Town of Torrey Pulls a Fast One on GREENIDGE Decision

Groups, Public must act quickly

Dresden, NY: According to reporters and citizens who attended the Town of Torrey Planning Board’s last meeting, the Board announced then that the site plan application for Greenidge facility’s fracked gas powered Bitcoin mining expansion would be discussed during a special meeting on April 26th. The fate of this project lies in their hands. Now, depending on how one searches the Town’s website, concerned citizens will either discover a notification that the Greenidge meeting is going to be held on a new date of April 19th, or there is no information at all. If citizens go to:, there is a box at the bottom of the home page which says clearly the Bitcoin meeting is going to be held on April 19th. However, if you simply google, "Town of Torrey," and click on the website link, there is no change of meeting date displayed.

“As more information about the harmful impacts of burning extra fossil fuels to make fake money at Greenidge comes out, we have an even greater sense of urgency in convincing the Town of Torrey Planning Board to do the right thing”, said Yvonne Taylor, Vice President, Seneca Lake Guardian.

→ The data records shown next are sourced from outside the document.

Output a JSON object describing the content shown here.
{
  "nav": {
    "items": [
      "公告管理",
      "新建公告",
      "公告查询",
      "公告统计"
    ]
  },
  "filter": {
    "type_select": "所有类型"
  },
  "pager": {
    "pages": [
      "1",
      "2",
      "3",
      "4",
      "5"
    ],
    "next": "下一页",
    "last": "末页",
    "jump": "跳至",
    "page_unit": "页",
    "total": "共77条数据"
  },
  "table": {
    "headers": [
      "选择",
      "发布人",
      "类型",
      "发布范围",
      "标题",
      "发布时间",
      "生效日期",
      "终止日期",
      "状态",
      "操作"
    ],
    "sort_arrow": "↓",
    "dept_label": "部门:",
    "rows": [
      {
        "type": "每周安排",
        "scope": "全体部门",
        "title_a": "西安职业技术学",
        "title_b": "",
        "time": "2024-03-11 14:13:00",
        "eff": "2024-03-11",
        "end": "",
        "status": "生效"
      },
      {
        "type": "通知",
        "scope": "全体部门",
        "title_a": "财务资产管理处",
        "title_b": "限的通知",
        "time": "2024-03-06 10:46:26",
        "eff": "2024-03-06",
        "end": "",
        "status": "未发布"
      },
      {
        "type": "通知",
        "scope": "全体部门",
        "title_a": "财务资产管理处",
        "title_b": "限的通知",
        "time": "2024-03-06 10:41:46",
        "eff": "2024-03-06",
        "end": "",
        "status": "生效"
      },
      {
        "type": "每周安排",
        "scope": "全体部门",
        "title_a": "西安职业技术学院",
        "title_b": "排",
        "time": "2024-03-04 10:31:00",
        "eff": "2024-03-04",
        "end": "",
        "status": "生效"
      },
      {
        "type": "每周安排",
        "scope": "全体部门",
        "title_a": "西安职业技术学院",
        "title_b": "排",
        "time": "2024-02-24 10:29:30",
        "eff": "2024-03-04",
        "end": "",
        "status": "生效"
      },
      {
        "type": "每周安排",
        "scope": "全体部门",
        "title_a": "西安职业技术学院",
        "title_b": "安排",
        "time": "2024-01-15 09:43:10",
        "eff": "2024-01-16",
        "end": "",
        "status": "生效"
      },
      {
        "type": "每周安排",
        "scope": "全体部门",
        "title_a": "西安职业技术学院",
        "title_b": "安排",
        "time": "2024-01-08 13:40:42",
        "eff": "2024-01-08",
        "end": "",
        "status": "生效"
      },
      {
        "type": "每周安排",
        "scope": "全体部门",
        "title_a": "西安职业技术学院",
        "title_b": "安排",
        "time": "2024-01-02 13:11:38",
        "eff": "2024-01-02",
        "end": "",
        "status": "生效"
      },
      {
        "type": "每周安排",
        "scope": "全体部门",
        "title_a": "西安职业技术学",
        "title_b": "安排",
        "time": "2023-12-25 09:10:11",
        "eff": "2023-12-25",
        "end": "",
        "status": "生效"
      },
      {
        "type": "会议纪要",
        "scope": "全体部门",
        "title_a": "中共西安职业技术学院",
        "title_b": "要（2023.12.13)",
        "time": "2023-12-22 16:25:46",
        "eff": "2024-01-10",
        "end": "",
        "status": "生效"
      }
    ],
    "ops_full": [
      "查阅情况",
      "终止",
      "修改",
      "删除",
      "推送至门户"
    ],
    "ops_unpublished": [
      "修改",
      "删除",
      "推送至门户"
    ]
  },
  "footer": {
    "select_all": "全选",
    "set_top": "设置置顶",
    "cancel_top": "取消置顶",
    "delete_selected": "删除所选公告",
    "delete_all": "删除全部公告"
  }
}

On April 6th, renowned environmental law firm Earthjustice and the Sierra Club Atlantic Chapter sent a letter to the Department of Environmental Conservation detailing Greenidge’s current and anticipated air emissions, and expressing concerns about their expansion to other NY power plants:

“To put Greenidge’s emissions growth into context, 2020 air emissions data obtained pursuant to the Freedom of Information Law reveal that, in just one year, CO2eq and NOx emissions from the facility increased ten-fold. Greenidge’s emissions of CO2eq went from 28, 301 tons when bitcoin data mining first began at the facility in January 2020 to 243,103 tons in December 2020 and NOx emissions jumped from 5.2 to 49.2 tons in that same period. That is despite the fact that in 2020, the plant only operated at 13% of its capacity. Greenidge has proposed ramping operations up to 55 MW soon, which will result in boiler-alone emissions of 551,569 tons of CO2eq, per year. If left unchecked, Greenidge will reach 106 MW capacity shortly, which will cause emissions to skyrocket to 1,063,024 tons of CO2eq per year, or 165 percent of the existing permit limit.”

News of Greenidge’s merger and plans to expand to other undisclosed locations means further insults to the environment and a slap in the face to the state’s Climate Leadership and Community Protection Act, which aims to reduce carbon emissions:

“We all have a responsibility to do everything we can to reduce the burning of fossil fuels in order to pass on a livable planet to our children. Greenidge air emissions are already bad, and it wants to expand to other areas of the state. Seneca Lake is fragile and at a tipping point. According to the Finger Lakes Institute, temperatures at the north end of Seneca are rising every year. Because of its magnitude and depth, it takes 20 years for Seneca to turn over. If Greenidge’s permitted 134 million gallon daily hot water discharges push us over the top, it could take hundreds of years for the lake to recover. In the meantime, the drinking water for 100,000 people is lost. Expenses for municipalities to provide potable water skyrocket. The $3 Billion annual revenue and 58,000 jobs in the Agricultural and Tourism industry is threatened. People who have spent generations building their livelihoods that rely on the lake could have their legacies ripped out from under them. Property values will plummet and subsequently so will the tax base that supports local fire, police and schools. In fact, support for this short lived endeavor to enrich the few means that we have everything to lose by permitting Greenidge to expand. We need the Town of Torrey Planning Board to understand the weight of their decision and act to protect the region and our climate from Greenidge’s expansion by rejecting their site plan application,” said Taylor.

The Torrey Town Board has an opportunity to adopt a moratorium to review the ramifications of noise, air emissions and water discharge impacts at its regularly scheduled meeting Tuesday, April 13th. If it does not, the Town’s Planning Board will decide Greenidge’s and the rest of the region’s fate.

Seneca Lake Guardian is urging anyone who cares about Seneca Lake, the Finger Lakes, New York State, and the planet to speak out now. They’ve provided a list of things that concerned citizens and organizations can do - namely contact the Town of Torrey Planning Board and urge them to reject the site plan application for Greenidge before their new meeting date of April 19th.